- **Your task**
Go line by line through the entries and show those that hold the string "this".
::: Records provided
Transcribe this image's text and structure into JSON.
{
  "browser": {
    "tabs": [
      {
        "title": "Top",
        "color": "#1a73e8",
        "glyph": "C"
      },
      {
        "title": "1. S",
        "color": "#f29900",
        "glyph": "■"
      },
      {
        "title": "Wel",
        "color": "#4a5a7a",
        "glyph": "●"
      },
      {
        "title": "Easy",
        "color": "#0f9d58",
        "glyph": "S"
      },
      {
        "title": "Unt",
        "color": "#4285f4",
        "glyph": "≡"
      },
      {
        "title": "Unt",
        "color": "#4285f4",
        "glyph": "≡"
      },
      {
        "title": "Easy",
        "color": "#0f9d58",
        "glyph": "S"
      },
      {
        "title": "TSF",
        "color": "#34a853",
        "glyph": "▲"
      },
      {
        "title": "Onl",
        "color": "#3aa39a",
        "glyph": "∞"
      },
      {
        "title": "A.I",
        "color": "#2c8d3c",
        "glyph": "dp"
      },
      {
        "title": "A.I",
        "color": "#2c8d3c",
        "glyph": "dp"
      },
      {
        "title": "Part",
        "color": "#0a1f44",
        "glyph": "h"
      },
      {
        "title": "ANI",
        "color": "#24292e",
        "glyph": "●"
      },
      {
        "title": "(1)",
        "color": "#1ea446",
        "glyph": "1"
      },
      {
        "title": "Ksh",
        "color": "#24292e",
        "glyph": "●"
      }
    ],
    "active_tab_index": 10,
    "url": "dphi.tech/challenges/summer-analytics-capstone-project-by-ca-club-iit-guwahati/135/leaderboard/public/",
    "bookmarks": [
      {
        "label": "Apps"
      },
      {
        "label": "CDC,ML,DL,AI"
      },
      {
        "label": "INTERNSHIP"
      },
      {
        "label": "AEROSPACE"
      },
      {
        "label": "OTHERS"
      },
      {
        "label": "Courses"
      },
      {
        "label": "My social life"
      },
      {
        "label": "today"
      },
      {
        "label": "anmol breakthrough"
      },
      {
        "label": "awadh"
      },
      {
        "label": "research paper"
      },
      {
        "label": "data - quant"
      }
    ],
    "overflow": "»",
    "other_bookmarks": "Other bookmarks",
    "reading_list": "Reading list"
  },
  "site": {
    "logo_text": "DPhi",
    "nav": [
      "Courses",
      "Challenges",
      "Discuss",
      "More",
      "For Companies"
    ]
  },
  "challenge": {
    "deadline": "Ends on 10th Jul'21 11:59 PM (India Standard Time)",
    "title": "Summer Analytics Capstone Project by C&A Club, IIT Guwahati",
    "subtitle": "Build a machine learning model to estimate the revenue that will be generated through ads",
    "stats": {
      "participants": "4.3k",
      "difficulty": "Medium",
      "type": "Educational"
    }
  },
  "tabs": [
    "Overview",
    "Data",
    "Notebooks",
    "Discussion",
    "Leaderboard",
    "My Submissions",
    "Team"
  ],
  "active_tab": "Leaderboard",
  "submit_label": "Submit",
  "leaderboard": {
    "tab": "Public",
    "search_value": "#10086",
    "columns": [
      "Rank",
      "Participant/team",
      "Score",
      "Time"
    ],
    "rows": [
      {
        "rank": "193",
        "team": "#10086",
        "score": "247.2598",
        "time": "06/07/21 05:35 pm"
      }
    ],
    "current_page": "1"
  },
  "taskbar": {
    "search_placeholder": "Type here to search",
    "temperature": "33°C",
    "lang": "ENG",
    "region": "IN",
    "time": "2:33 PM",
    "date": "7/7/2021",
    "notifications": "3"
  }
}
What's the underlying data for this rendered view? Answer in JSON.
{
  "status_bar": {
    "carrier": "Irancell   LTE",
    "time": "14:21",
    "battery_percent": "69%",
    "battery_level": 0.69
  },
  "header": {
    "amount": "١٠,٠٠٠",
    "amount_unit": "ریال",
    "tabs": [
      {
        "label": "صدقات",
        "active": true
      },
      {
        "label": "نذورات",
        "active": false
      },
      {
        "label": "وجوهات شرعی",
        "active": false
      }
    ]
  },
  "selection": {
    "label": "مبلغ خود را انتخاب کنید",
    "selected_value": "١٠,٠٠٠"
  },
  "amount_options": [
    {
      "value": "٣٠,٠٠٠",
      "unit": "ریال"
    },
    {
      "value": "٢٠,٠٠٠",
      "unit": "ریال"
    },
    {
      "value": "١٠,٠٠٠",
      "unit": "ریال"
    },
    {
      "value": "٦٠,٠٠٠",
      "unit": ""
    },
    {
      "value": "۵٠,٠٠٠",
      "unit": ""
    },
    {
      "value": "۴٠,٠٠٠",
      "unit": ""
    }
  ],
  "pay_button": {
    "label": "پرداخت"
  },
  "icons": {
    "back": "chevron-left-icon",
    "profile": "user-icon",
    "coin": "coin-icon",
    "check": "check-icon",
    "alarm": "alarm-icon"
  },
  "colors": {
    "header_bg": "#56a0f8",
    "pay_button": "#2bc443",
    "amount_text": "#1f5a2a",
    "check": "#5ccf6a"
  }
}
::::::
- **Task output**
Transcribe this image's text and structure into JSON.
What's the underlying data for this rendered view? Answer in JSON.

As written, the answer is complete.